§ WORK TASK
Read through the listing below, and copy every line where the string "birth" appears.

§ EXTRACTED MATERIAL
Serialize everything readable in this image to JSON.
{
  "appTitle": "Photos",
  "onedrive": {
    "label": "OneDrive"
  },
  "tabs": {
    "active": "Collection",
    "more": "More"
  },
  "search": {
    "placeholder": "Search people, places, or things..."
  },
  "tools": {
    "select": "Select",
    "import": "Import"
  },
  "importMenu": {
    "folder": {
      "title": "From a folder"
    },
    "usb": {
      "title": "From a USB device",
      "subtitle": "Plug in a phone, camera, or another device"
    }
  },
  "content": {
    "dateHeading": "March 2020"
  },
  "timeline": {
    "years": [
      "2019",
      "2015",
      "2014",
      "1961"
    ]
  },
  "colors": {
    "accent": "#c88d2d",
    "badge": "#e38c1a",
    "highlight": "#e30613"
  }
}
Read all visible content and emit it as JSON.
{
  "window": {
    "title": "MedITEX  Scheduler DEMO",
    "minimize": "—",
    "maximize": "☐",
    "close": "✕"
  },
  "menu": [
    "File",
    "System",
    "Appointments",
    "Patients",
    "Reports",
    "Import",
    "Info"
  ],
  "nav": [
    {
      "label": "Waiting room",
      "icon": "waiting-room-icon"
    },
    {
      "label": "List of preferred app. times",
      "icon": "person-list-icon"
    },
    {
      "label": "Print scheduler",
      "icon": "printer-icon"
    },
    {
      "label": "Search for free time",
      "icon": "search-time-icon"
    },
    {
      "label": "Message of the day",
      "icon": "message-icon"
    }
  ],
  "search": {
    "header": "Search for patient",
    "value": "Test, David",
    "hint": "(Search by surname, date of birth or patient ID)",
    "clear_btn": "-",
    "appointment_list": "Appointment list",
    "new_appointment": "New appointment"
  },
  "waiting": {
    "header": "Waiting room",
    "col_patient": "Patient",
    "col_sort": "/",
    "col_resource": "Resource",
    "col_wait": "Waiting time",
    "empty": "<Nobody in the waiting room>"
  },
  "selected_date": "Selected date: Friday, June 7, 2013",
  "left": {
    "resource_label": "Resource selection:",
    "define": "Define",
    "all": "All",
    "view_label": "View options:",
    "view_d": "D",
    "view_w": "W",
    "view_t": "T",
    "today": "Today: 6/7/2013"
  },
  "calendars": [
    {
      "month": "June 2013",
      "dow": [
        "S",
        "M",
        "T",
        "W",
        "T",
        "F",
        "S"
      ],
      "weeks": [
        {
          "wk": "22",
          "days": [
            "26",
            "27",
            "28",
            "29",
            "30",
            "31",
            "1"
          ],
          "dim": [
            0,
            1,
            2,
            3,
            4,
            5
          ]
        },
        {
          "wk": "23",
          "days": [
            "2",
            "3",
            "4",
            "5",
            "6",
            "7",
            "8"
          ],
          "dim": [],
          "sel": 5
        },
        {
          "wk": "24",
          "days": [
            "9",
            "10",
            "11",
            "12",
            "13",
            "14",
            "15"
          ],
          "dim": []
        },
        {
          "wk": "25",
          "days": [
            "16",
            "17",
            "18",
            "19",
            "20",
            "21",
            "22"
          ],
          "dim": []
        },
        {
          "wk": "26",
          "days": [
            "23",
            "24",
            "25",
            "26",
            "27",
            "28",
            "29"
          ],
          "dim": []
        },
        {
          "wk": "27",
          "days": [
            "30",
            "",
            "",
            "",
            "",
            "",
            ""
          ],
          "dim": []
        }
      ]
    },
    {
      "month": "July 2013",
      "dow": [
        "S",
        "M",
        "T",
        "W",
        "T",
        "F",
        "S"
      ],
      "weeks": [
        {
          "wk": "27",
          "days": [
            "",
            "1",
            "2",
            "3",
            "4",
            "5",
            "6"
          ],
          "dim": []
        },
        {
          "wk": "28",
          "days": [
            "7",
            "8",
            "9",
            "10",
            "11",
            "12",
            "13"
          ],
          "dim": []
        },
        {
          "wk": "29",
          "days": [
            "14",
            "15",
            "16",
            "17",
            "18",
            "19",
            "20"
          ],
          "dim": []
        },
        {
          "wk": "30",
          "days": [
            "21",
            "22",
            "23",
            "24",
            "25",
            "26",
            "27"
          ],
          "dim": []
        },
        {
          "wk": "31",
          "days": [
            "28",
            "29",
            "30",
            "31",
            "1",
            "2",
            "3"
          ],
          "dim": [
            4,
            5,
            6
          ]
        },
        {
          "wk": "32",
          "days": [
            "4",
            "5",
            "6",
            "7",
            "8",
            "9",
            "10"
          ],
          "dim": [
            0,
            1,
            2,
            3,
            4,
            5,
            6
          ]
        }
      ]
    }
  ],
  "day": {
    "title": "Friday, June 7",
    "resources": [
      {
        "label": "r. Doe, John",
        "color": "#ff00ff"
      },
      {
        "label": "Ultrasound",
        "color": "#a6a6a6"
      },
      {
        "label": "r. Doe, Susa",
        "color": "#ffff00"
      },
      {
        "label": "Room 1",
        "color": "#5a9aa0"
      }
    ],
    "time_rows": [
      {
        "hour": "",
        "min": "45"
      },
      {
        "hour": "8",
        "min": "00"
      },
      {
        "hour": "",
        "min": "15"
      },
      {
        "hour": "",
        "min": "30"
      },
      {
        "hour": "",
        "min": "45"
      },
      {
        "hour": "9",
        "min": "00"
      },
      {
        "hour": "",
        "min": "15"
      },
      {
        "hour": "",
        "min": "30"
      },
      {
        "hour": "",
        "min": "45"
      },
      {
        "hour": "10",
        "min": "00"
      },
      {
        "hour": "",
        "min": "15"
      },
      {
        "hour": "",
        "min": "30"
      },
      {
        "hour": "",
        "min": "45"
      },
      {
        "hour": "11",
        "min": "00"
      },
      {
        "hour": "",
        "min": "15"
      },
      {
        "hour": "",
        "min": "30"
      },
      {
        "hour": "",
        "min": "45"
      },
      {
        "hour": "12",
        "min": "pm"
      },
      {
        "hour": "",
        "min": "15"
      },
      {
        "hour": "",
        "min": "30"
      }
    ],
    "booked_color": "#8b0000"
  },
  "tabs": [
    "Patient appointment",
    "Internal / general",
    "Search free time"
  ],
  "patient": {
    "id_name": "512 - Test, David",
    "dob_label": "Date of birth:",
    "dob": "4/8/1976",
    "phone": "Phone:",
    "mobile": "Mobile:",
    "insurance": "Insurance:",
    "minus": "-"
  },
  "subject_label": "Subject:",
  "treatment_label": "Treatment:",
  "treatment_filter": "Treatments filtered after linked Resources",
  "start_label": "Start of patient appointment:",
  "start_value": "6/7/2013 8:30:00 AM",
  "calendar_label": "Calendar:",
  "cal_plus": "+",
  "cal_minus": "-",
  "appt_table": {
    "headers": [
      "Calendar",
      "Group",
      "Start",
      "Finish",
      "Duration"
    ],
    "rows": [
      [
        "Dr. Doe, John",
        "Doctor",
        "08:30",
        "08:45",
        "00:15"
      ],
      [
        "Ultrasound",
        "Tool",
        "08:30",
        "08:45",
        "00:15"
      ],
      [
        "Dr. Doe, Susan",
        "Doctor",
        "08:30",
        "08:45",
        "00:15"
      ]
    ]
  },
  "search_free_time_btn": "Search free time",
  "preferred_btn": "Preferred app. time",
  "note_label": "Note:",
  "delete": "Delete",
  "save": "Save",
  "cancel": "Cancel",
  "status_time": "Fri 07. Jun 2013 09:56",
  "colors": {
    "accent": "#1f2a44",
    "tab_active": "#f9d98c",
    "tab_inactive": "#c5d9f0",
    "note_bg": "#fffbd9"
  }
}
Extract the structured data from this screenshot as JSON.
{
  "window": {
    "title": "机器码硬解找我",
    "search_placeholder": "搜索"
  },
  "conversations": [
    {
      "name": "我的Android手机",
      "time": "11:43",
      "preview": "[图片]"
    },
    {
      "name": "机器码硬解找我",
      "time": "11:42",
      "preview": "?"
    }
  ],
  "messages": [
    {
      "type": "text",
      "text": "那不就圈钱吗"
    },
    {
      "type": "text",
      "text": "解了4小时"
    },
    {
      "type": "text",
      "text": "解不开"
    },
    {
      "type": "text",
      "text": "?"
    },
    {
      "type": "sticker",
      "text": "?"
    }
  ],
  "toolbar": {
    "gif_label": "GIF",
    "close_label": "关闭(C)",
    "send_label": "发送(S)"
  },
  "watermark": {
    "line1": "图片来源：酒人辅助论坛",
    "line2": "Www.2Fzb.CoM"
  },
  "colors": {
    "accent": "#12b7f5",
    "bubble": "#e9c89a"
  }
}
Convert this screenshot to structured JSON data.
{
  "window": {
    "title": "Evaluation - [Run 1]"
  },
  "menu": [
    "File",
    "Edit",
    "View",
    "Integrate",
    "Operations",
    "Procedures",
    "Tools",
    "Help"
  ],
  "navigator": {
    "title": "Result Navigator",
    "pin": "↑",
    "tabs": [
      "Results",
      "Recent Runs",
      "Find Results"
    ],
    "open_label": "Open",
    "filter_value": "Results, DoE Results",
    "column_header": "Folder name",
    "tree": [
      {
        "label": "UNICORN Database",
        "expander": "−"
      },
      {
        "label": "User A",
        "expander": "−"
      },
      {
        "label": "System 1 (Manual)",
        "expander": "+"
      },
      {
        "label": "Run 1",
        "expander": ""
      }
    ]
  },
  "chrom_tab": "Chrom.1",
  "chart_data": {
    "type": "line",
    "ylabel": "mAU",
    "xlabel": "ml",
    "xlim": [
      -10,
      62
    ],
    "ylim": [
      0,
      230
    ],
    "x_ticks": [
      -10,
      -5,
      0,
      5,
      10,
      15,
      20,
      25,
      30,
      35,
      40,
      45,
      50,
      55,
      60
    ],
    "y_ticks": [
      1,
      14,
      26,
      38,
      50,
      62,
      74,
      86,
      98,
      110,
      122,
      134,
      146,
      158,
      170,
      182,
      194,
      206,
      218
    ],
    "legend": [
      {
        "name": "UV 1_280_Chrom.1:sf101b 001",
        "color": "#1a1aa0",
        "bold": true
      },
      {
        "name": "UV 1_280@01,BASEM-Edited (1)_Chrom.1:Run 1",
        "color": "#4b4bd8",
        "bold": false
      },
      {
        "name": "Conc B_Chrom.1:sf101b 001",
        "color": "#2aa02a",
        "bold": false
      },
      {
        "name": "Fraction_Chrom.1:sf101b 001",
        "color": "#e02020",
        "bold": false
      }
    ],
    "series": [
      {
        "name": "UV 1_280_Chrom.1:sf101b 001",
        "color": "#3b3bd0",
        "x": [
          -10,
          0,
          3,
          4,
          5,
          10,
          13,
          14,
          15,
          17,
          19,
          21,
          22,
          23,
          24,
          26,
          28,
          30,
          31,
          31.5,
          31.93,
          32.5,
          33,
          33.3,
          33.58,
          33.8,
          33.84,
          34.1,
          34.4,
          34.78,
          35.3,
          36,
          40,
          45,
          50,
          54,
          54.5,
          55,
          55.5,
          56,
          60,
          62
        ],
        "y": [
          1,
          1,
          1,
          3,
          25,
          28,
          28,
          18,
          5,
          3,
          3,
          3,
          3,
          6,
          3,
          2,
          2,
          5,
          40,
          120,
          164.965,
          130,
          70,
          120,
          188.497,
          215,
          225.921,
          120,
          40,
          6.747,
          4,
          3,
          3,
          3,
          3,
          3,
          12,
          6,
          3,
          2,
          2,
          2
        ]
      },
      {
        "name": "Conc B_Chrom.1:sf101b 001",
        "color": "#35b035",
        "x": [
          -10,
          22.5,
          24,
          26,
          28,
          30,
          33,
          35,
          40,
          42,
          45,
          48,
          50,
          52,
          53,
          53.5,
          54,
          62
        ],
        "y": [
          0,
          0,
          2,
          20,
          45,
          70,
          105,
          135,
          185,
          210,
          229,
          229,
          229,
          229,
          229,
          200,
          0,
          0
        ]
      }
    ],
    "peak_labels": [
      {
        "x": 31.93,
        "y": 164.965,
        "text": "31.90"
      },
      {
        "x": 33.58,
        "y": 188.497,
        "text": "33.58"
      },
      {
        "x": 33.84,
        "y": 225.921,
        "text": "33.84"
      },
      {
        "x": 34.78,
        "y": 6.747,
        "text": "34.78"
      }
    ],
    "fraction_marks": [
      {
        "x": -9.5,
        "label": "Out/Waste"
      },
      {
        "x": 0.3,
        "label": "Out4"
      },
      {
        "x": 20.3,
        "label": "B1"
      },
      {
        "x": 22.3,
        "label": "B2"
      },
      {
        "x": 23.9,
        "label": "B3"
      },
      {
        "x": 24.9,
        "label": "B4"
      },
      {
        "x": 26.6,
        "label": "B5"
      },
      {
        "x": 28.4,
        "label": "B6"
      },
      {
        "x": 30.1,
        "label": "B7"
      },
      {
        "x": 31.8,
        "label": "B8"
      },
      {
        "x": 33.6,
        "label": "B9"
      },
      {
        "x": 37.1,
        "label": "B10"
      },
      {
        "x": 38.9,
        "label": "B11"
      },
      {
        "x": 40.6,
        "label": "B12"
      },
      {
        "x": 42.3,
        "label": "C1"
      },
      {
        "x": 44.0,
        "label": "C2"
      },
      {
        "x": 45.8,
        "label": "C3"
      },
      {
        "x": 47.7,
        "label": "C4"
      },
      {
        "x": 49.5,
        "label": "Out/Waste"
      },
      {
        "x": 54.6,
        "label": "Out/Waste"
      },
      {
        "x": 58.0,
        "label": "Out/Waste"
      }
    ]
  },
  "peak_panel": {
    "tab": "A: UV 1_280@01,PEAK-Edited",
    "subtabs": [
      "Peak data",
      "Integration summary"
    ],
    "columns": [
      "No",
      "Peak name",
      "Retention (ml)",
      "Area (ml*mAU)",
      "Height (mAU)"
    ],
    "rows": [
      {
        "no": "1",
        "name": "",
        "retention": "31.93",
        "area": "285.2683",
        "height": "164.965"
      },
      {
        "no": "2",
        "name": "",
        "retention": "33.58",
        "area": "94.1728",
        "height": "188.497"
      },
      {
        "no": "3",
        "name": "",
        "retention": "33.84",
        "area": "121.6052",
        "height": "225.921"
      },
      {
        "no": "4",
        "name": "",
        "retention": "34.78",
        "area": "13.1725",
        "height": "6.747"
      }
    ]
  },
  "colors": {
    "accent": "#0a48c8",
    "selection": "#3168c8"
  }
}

§ TASK ANSWER
    "hint": "(Search by surname, date of birth or patient ID)",
    "dob_label": "Date of birth:",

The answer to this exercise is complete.